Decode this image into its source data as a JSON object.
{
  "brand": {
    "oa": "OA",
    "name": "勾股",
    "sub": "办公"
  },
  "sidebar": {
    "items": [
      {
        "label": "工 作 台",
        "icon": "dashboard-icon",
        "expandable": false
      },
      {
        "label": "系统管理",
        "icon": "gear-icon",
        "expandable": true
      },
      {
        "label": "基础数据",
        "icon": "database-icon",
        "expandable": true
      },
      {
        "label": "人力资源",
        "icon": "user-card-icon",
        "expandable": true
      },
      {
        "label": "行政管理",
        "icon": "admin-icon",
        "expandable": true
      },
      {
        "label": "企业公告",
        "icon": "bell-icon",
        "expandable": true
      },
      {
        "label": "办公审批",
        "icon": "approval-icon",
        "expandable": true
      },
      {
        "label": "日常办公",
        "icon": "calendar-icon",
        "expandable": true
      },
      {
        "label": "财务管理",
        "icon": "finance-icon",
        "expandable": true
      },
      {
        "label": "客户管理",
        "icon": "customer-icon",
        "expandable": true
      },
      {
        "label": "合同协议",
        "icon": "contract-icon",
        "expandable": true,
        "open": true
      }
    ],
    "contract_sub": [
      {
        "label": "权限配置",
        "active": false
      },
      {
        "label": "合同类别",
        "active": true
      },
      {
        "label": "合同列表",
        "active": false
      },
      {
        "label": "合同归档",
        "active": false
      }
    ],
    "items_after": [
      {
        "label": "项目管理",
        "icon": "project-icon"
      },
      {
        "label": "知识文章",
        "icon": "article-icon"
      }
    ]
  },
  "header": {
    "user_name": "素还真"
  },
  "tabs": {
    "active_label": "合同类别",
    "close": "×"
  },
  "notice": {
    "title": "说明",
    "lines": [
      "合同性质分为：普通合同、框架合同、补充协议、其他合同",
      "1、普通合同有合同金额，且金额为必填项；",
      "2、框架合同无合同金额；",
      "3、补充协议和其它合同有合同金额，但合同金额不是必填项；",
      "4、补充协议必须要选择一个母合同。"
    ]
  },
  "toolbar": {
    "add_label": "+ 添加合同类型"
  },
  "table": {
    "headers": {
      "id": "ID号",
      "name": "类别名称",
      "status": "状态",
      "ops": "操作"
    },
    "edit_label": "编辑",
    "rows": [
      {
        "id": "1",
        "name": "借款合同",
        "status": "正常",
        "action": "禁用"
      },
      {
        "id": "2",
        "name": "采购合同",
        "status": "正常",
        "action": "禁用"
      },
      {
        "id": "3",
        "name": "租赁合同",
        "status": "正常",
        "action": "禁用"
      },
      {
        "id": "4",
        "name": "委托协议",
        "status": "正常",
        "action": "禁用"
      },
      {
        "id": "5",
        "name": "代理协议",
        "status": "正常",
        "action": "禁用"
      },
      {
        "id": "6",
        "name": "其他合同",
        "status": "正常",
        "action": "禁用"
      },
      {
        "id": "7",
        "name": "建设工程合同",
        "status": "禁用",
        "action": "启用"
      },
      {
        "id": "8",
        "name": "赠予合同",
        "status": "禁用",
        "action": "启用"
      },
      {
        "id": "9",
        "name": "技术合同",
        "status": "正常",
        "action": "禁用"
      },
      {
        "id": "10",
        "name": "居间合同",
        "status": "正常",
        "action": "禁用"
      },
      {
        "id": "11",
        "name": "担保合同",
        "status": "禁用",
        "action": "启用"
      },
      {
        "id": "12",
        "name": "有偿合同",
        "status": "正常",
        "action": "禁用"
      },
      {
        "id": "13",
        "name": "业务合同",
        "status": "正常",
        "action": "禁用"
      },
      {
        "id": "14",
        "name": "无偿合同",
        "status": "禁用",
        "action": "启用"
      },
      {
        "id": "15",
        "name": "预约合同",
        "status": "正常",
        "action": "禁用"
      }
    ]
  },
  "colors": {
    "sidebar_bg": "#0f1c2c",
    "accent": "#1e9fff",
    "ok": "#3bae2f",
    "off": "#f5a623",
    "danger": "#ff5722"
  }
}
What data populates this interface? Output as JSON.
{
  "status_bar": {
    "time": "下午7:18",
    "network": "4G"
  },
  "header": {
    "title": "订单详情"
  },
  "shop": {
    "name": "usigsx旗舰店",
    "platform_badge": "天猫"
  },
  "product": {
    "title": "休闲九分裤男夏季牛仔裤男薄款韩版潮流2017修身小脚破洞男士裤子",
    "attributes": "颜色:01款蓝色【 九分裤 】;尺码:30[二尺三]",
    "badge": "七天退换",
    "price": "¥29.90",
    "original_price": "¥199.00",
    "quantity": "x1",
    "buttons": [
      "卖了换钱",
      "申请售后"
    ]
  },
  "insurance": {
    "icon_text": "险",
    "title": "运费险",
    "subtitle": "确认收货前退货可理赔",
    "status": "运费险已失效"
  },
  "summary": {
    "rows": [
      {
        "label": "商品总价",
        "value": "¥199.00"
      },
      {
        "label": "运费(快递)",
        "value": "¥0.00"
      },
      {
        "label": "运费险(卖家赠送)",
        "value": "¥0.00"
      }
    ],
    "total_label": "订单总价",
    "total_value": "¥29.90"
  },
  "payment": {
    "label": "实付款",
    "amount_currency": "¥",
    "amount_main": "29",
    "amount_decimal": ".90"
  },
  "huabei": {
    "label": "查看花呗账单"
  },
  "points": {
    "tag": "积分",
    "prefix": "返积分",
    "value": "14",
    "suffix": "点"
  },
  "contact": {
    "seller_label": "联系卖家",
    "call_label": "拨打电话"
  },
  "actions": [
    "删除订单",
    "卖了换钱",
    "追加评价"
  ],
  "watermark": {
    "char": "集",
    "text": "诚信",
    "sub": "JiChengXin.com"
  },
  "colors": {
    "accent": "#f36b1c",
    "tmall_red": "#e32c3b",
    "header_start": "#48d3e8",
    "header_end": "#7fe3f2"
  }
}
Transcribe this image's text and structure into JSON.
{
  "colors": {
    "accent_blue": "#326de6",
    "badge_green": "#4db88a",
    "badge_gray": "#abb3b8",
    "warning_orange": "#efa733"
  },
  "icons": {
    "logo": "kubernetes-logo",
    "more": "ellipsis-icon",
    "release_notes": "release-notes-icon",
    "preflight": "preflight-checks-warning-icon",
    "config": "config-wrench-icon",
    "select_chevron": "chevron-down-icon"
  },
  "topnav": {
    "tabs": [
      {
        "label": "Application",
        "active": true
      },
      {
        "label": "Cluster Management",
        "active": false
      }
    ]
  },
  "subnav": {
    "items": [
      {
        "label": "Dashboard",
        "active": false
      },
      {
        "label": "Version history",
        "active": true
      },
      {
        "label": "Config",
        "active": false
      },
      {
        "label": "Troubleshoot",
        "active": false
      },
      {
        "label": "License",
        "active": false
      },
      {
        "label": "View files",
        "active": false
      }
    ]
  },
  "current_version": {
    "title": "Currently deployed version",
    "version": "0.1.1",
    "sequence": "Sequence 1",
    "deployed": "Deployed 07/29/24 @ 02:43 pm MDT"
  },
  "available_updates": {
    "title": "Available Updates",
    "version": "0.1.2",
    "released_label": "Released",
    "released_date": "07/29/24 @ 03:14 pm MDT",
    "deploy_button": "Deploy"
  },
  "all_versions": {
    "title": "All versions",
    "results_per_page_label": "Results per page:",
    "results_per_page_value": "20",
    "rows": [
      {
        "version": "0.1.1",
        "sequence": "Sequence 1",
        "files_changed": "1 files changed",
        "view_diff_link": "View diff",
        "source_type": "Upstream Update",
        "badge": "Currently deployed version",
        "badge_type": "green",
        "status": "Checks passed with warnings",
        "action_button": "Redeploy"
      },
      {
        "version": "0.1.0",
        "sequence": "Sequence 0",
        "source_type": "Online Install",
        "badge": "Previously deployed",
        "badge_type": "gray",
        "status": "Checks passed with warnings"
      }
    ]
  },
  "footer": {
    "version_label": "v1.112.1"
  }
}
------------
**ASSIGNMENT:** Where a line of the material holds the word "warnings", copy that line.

**RESPONSE TO THE EXERCISE:**
        "status": "Checks passed with warnings",
        "status": "Checks passed with warnings"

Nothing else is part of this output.